*** Opening Material for this exercise ***
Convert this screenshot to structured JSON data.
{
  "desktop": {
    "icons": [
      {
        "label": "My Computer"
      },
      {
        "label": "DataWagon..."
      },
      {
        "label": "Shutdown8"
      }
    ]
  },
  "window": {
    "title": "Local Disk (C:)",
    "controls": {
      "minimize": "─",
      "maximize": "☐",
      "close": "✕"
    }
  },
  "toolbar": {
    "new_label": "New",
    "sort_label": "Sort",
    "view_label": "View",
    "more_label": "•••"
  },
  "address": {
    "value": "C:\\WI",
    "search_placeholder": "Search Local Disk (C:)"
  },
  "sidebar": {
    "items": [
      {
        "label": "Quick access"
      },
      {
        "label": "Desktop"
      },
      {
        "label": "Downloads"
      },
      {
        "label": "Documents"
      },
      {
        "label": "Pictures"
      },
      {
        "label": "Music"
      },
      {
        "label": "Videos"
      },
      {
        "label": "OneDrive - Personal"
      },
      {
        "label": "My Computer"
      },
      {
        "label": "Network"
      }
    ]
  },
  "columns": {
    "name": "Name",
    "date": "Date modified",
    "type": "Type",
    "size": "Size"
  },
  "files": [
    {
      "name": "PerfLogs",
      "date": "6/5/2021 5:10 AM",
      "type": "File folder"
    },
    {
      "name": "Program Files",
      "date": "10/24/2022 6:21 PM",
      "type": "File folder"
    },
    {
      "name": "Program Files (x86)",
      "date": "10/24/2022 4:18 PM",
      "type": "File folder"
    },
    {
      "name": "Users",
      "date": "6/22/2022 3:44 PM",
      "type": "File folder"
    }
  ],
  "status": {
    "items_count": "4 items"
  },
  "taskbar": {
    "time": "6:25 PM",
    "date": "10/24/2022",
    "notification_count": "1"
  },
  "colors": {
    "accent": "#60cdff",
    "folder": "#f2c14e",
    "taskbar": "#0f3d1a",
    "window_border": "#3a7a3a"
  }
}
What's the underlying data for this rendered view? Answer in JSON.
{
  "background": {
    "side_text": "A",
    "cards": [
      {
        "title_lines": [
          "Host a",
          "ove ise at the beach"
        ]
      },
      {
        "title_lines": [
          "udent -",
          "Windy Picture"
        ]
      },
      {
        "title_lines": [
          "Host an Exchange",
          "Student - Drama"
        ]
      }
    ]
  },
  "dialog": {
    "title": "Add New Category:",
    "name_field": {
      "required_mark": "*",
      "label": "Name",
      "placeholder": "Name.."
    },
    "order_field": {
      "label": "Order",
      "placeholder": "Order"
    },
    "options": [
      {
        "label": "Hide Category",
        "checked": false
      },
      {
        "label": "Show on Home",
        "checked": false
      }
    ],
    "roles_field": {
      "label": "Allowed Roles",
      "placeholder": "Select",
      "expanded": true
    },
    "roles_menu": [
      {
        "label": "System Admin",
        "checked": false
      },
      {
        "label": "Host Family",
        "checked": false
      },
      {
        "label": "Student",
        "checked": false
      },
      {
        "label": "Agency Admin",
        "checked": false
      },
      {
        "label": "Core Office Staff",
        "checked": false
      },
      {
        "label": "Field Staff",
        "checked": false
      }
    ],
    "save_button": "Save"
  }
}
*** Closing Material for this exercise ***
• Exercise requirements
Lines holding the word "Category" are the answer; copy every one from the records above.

• Answer box
    "title": "Add New Category:",
        "label": "Hide Category",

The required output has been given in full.